### EXERCISE BRIEF:
Please repeat every entry that follows, keeping each one exactly the same.

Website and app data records
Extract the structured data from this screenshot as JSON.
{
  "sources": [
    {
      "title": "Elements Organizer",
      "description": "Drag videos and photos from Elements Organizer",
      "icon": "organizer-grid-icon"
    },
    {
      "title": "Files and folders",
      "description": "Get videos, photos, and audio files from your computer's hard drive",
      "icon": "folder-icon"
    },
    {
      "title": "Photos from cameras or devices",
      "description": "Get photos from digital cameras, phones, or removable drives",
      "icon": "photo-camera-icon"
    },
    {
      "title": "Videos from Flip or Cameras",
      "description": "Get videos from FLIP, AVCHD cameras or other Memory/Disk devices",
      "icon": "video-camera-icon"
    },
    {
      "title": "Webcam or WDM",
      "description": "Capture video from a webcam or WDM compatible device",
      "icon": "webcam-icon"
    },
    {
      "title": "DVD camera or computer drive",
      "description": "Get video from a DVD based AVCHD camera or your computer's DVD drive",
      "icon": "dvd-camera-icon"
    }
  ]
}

### TASK ANSWER:
Extract the structured data from this screenshot as JSON.
{
  "sources": [
    {
      "title": "Elements Organizer",
      "description": "Drag videos and photos from Elements Organizer",
      "icon": "organizer-grid-icon"
    },
    {
      "title": "Files and folders",
      "description": "Get videos, photos, and audio files from your computer's hard drive",
      "icon": "folder-icon"
    },
    {
      "title": "Photos from cameras or devices",
      "description": "Get photos from digital cameras, phones, or removable drives",
      "icon": "photo-camera-icon"
    },
    {
      "title": "Videos from Flip or Cameras",
      "description": "Get videos from FLIP, AVCHD cameras or other Memory/Disk devices",
      "icon": "video-camera-icon"
    },
    {
      "title": "Webcam or WDM",
      "description": "Capture video from a webcam or WDM compatible device",
      "icon": "webcam-icon"
    },
    {
      "title": "DVD camera or computer drive",
      "description": "Get video from a DVD based AVCHD camera or your computer's DVD drive",
      "icon": "dvd-camera-icon"
    }
  ]
}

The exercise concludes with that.